NOV 09, 2016 6:57 PM PST

Poor Maternal Nutrition Causes Early Aging of the Infant Heart

WRITTEN BY: Kara Marker
Maternal nutrition is vital for the development of the fetus before birth and for the baby after birth. A new study shows that mothers who don’t get enough food during pregnancy put their children at risk for accelerated aging of the heart and other organs.
Offspring of undernourished mother has more spherical shaped heart than control. Credit: Dr. Peter Nathanielsz and Dr. Geoffrey Clarke
"Women's health during pregnancy is of fundamental importance to the lifetime health of their babies,” said Dr. Peter Nathanielsz, director of the Wyoming Pregnancy and Life Course Health Center at the University of Wyoming. “Society must pay attention to improving women's nutrition before and during pregnancy to prevent these adverse outcomes in babies."

Researchers from the University of Texas Health Science Center San Antonio and the University of Wyoming conducted a study on baboon mothers and their offspring, because the baboon heart most closely mirrors the development and aging of the human heart. They examined images from MRI scans to study cardiac development of baboon offspring whose mothers ate thirty percent less than “normal.”

The results showed that the offspring of food-deprived baboon mothers ate less and showed signs of impaired cardiac function.

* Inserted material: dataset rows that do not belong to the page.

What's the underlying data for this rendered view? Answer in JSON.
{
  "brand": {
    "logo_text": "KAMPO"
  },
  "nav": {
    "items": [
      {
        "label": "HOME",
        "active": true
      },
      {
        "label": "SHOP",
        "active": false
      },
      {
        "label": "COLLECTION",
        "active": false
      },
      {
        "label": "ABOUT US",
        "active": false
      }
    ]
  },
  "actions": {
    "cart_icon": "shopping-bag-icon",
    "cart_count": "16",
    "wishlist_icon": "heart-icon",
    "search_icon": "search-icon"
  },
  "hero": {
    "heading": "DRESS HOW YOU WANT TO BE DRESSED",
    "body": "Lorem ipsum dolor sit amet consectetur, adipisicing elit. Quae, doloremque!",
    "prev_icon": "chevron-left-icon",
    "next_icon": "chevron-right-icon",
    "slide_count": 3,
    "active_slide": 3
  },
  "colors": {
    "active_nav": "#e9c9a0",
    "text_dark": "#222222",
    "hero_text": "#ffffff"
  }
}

By the time these baboon offspring reached age five, which is equal to age twenty for humans, the structure and function of their hearts were severely weakened.

Nathanielsz and his colleagues compared the relationship between maternal nutrition and baby health outcomes to that of a poorly and cheaply made car and its ability to perform well and last over time: “The car won't travel as far, as fast, or for as long as its correctly built peers.”

The implications of weakened structure and function of baby hearts due to a reduction in the mother’s diet follow the offspring throughout their entire lives. These offspring should expect decreased quality of life, decreased exercise capability, and increased vulnerability to chronic diseases like diabetes, hypertension, heart disease, and stroke.

In the study, even just moderately reducing a mother baboon’s diet influenced the development of the offspring’s heart. Considering pregnant women across the globe come from developing countries where food and birth control are scarce, the implications for their offspring as a result of a malnourished pregnancy are extremely real.

The present study was published in The Journal of Physiology.
 


Source: The Physiological Society
About the Author
  • I am a scientific journalist and enthusiast, especially in the realm of biomedicine. I am passionate about conveying the truth in scientific phenomena and subsequently improving health and public awareness. Sometimes scientific research needs a translator to effectively communicate the scientific jargon present in significant findings. I plan to be that translating communicator, and I hope to decrease the spread of misrepresented scientific phenomena! Check out my science blog: ScienceKara.com.
You May Also Like
JUN 19, 2019
Genetics & Genomics
JUN 19, 2019
Genetic Link to Heart Disease is Stronger Than Thought
Previous work did not look at the impact of small changes in regulatory genes....
OCT 30, 2019
Genetics & Genomics
OCT 30, 2019
Disruptions in Mitochondrial Quality Control Can Cause Heart Disease
Researchers have learned why mutations in the ANT gene lead to heart problems....
DEC 01, 2019
Plants & Animals
DEC 01, 2019
Blue Whales Exhibit 'Extremely Low' Heart Rates When Performing Deep Dives
Blue whales have a reputation for being massive, and as far as we know, they’re the largest living animal in existence today. Perhaps unsurprisingly,...
JAN 29, 2020
Cardiology
JAN 29, 2020
Eating Eggs Everyday Not Linked to Heart Disease
The common controversy over whether eating eggs is bad for heart health may finally have been dissolved thanks to new findings by scientists at McMaster Un...
FEB 25, 2020
Drug Discovery & Development
FEB 25, 2020
FDA Approves Non-Statin Drug to Lower Cholesterol
The US Food and Drug Administration (FDA) has approved a new drug that lowers cholesterol levels.The drug, known as Nexletol, works differently from existi...
FEB 26, 2020
Cardiology
FEB 26, 2020
Why is heart disease the world's leading cause of death?
Heart diseases, also known as cardiovascular diseases (CVDs) are the number 1 cause of death around the world. In 2016 alone, 17.9 million people died from...
Loading Comments...